Pelican and Tenakee Springs residents saw their fears come true last week in the form of the state’s proposed summer ferry schedule — a schedule that calls for zero summer sailings to the two remote island communities in Southeast Alaska. The towns’ mayors, already grappling with the current lack of ferries, expressed shock and dismay at the proposed schedule
Tenakee Springs hasn’t seen a ferry in months. And, as Mayor Dan Kennedy found out when he looked at the proposed summer schedule, that drought is unlikely to end anytime soon.
“It was stunning,” Kennedy said. “I mean they just left us hanging in the wind for a year or more, more than a year.”
The Alaska Marine Highway System was already in rough waters before the state released the draft schedule. Last year, the legislature cut funding to the system by about 40 percent, the price of avoiding a deeper cut proposed by Governor Mike Dunleavy which would have shut down the service for the winter. Since then, unexpected repairs have kept vessels out of service for longer than anticipated, further hampering service.
It’s not just the schedule that is working against Tenakee. The town’s dock is due for a replacement, and work is supposed to start in early July. Kennedy hoped they would get a sailing or two early in the summer to help tide things over until the dock is finished in December.
But if the draft schedule becomes the final word, Tenakee would be looking at another full year without ferries.
“Well I’m just outraged, you know,” Kennedy said. “I think the state probably has enough contingency funds somewhere to do something whether it’s hire a private vessel — that’s about the only alternative I see at this point.”
As it stands, the town is already suffering after being essentially stranded for months. The shelves are bare at the store, residents have struggled to make medical appointments, and all the local businesses have taken a hit. For many, it’s just too much to bear.
“Yeah a lot of people have just left. I mean I’ve never seen so few people in town. I mean it’s always less in the winter, but I bet we’re around 50, and I’ve never seen it that low,” Kennedy said.
Kennedy and others are doing what the can to advocate for the interests of Tenakee, but he’s not overly optimistic about the sway they hold in Juneau.
“Oh we’re just gonna try and keep pressure on the governor,” he said. “I mean we don’t have a lot of clout obviously, 50 people in the middle of nowhere right now and hopefully we can embarrass him into doing something.”
Forty air miles away, on the other side of Chichagof Island, the town of Pelican is also confronting the possibility of a summer without ferries.
Unlike Tenakee, though, Pelican’s ferry dock is in good shape. Mayor Walt Weller says it’s just not seeing a lot of use these days.

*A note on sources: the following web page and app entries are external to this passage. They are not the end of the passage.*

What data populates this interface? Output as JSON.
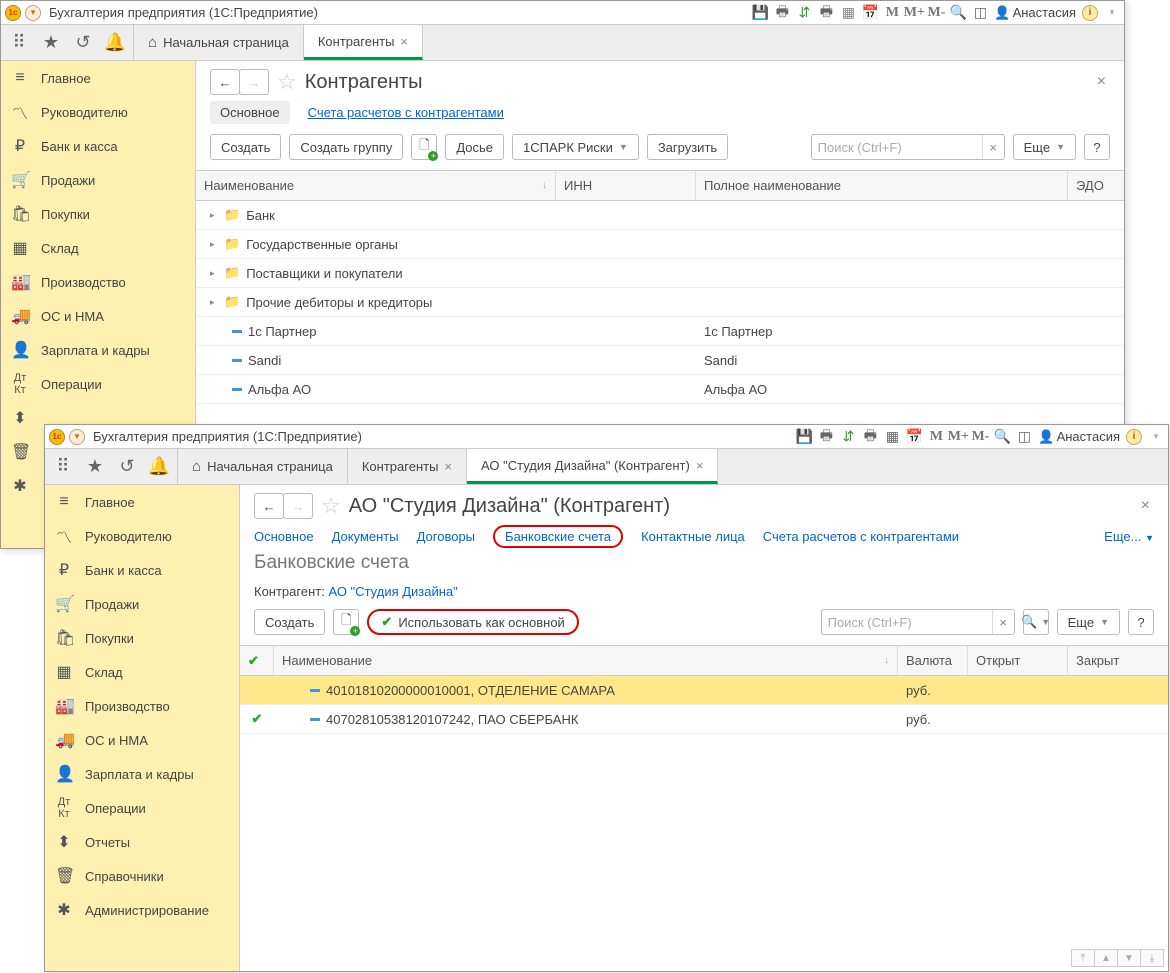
{
  "w1": {
    "title": "Бухгалтерия предприятия  (1С:Предприятие)",
    "user": "Анастасия",
    "toolbar_m": [
      "M",
      "M+",
      "M-"
    ],
    "tabs": {
      "home": "Начальная страница",
      "t1": "Контрагенты"
    },
    "nav": [
      "Главное",
      "Руководителю",
      "Банк и касса",
      "Продажи",
      "Покупки",
      "Склад",
      "Производство",
      "ОС и НМА",
      "Зарплата и кадры",
      "Операции"
    ],
    "page_title": "Контрагенты",
    "subtabs": {
      "main": "Основное",
      "accounts": "Счета расчетов с контрагентами"
    },
    "buttons": {
      "create": "Создать",
      "create_group": "Создать группу",
      "dossier": "Досье",
      "spark": "1СПАРК Риски",
      "upload": "Загрузить",
      "more": "Еще",
      "help": "?"
    },
    "search_ph": "Поиск (Ctrl+F)",
    "grid_head": {
      "name": "Наименование",
      "inn": "ИНН",
      "fullname": "Полное наименование",
      "edo": "ЭДО"
    },
    "folders": [
      "Банк",
      "Государственные органы",
      "Поставщики и покупатели",
      "Прочие дебиторы и кредиторы"
    ],
    "items": [
      {
        "name": "1с Партнер",
        "full": "1с Партнер"
      },
      {
        "name": "Sandi",
        "full": "Sandi"
      },
      {
        "name": "Альфа АО",
        "full": "Альфа АО"
      }
    ]
  },
  "w2": {
    "title": "Бухгалтерия предприятия  (1С:Предприятие)",
    "user": "Анастасия",
    "toolbar_m": [
      "M",
      "M+",
      "M-"
    ],
    "tabs": {
      "home": "Начальная страница",
      "t1": "Контрагенты",
      "t2": "АО \"Студия Дизайна\" (Контрагент)"
    },
    "nav": [
      "Главное",
      "Руководителю",
      "Банк и касса",
      "Продажи",
      "Покупки",
      "Склад",
      "Производство",
      "ОС и НМА",
      "Зарплата и кадры",
      "Операции",
      "Отчеты",
      "Справочники",
      "Администрирование"
    ],
    "page_title": "АО \"Студия Дизайна\" (Контрагент)",
    "subtabs": {
      "main": "Основное",
      "docs": "Документы",
      "contracts": "Договоры",
      "bank": "Банковские счета",
      "contacts": "Контактные лица",
      "accounts": "Счета расчетов с контрагентами",
      "more": "Еще..."
    },
    "section_title": "Банковские счета",
    "kv_label": "Контрагент:",
    "kv_value": "АО \"Студия Дизайна\"",
    "buttons": {
      "create": "Создать",
      "use_main": "Использовать как основной",
      "more": "Еще",
      "help": "?"
    },
    "search_ph": "Поиск (Ctrl+F)",
    "grid_head": {
      "name": "Наименование",
      "curr": "Валюта",
      "open": "Открыт",
      "close": "Закрыт"
    },
    "rows": [
      {
        "main": false,
        "name": "40101810200000010001, ОТДЕЛЕНИЕ САМАРА",
        "curr": "руб."
      },
      {
        "main": true,
        "name": "40702810538120107242, ПАО СБЕРБАНК",
        "curr": "руб."
      }
    ]
  },
  "nav_icons": [
    "≡",
    "↗",
    "₽",
    "🛒",
    "🛍",
    "▦",
    "🏭",
    "🚚",
    "👤",
    "ᴬᵀ",
    "⬍",
    "🗑",
    "✱"
  ],
  "nav_icons2": [
    "≡",
    "↗",
    "₽",
    "🛒",
    "🛍",
    "▦",
    "🏭",
    "🚚",
    "👤",
    "ᴬᵀ",
    "⬍",
    "🗑",
    "✱"
  ]
}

“We’ve got a really nice multi-million dollar AMHS terminal,” Weller said. “It doesn’t have a building or anything but just the docking structure is pretty nice, it’s only about ten years old. It’s just sitting there, I’m looking at it out my window it’s just sitting there looking wet and lonely and cold.”
Pelican, like Tenakee, hasn’t had a ferry in months. Neither community has an airstrip, and winter weather makes floatplane travel unreliable at best.
Weller echoed many of Tenakee’s economic and logistical concerns. He’s particularly worried about how to get trucks in to pump out the town’s sewer system. Another big question is how the town’s seafood processor would fair without a ferry to take its product to market.
Beyond the day-to-day challenges, Weller says the breakdown of the state ferry system has unfairly jeopardized island communities, overlooking the value that places like Pelican provide to the state as a whole.
“For our size, a major contributor you know to what Alaska’s all about,” he said. “Which is sport fishing, and tourism, and the world’s best seafood. And it’s like well never mind, you know, you guys are on your own.”
Weller, Kennedy, and other mayors and stakeholders throughout the region are scrambling to get some service restored where possible. Weller says Pelican could get by with just 8-10 sailings a year.
“Having some form of economical transportation in line with what the Alaska Marine Highway System was originally mandated for, which was commerce and supporting these small communities – that’s all we’re asking for,” he said. “We don’t have any reason to ask for a ferry every week or even every month. We just don’t want to be cut completely off.”
The DOT is gathering public comments on the proposed schedule now until February 3rd. They will also hold a teleconference on February 4th to hear additional comments.